While home health and hospice care differ in purpose — hospice care focuses on easing patients’ end-of-life while home health looks to address specific illnesses, injuries, or chronic conditions in the patient’s home — they share a similar process: the use of an interdisciplinary group (IDG)/ interdisciplinary team (IDT) to improve overall care.
As noted by the Centers for Medicare and Medicaid Services (CMS) in the article Creating Effective Hospice Plan of Care, “The IDG works as a coordinated team to optimize patient comfort and dignity according to the patient’s and family’s needs and goals of care. The IDG must include (at a minimum) the professions of nursing, medicine, social work, and pastoral or other spiritual counselors.”1

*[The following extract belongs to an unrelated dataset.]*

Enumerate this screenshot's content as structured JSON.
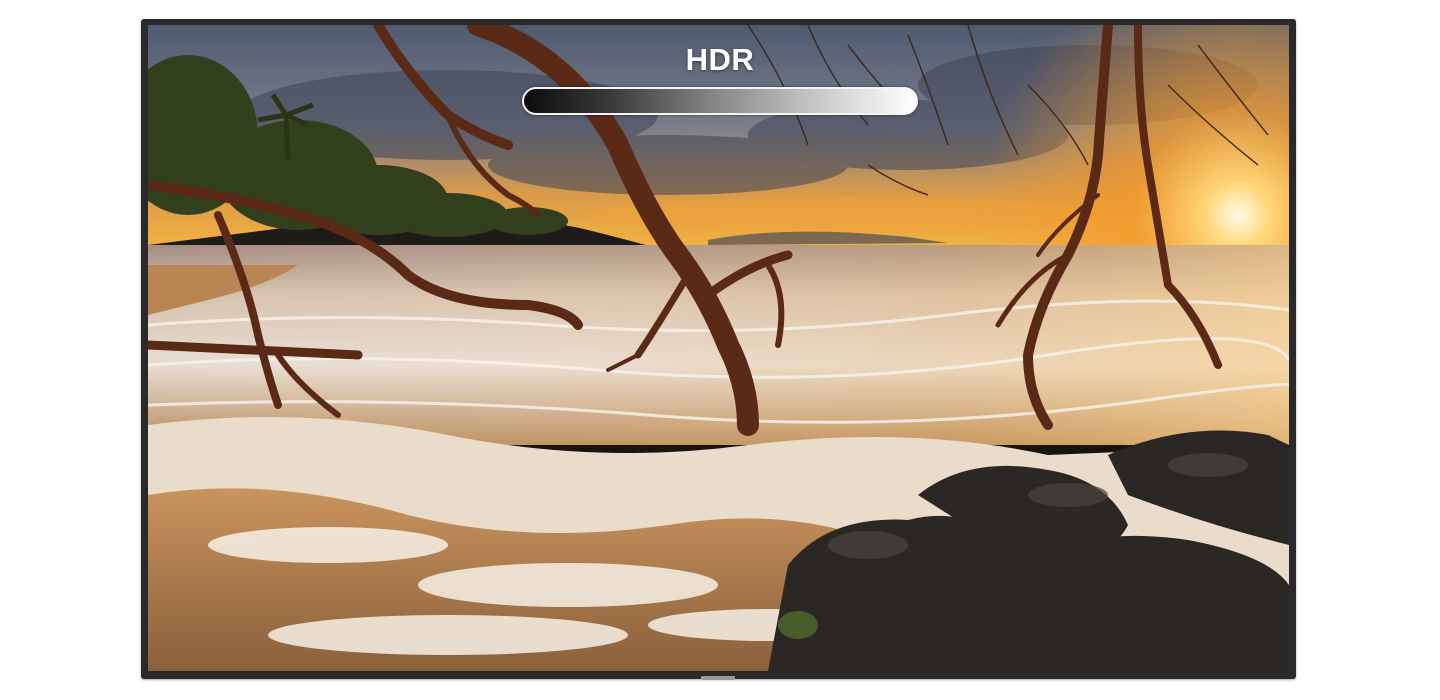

On paper, home health and hospice IDG/IDT teams are tasked with providing complete, patient-focused care. In practice, this quickly becomes challenging thanks to the combination of at-home visits at differing times from different staff members, combined with the use of virtual and telemedicine technologies. The result? IDG/IDT teams need better ways to collaborate anytime, anywhere. Let’s examine four potential pathways for more comprehensive care.
1) Virtual Team Meetings
With staff typically no longer working in centralized locations, IDG/IDT meetings are fraught with challenges. While tools such as Zoom, Teams and WebEx offer a way for staff to dial-in, it’s easy for employees serving multiple patients in multiple locations to get caught up in current tasks and miss these critical collaborations. Software with built-in scheduling tools can help streamline both operations and connections to ensure teams are on the same page at the same time.
2) Make Time to Talk
Recent survey data found that in 2021 staffing remains one of the biggest challenges for home health and hospice IDT/IDG teams.2 In practice, this means fewer staff to serve more patients across provider networks — meaning that even with on-demand digital schedules they may still struggle to remember meeting details. As a result, it’s a good idea for leaders to connect with staff individually to assess their current workload and ask about operational concerns. Think of this as series rather than parallel collaboration — team leads can collect and collate staff data to determine the best way forward.
3) Robust Visit Documentation
The variety of services offered by IDG teams is expanding. For example, many providers now offer services such as art and music therapy along with physical therapy and emotional support. As a result, there’s a commensurate need to ensure hospice and home health visits are fully documented. Here, function rather than form is critical. Teams can use paper forms, emailed checklists or cloud-based data storage. So long as visit information is entered using consistent processes, it’s possible to collaborate on patient care needs even if every team member can’t attend key meetings in person.
4) On-Demand Data Access
Compliance also plays a critical role in evolving home care and hospice service. For example, recent changes to the home health prospective payment systems (PPS) model focuses on clinical characteristics and other patient information to “place periods of home health care into meaningful payment categories.”3 To ensure efforts result in revenue generation, teams need the ability to search and access both current and historic care data on-demand so they can design collaborative treatment plans that both meet patient needs and satisfy PDGM payment guidelines.
How Home Health EHRs Can Save Time and Help Manage Patient Goals
The Link Between Point-of-Care Solutions and Improving Patient Quality Care
1 CMS, “Creating an Effective Hospice Plan of Care,” August 2020.
2 eHospice, “New Hospice News Report Details Industry Outlook for 2021,” February 5, 2021.
3 CMS, “Home Health Patient-Driven Groupings Model,” December 4, 2020.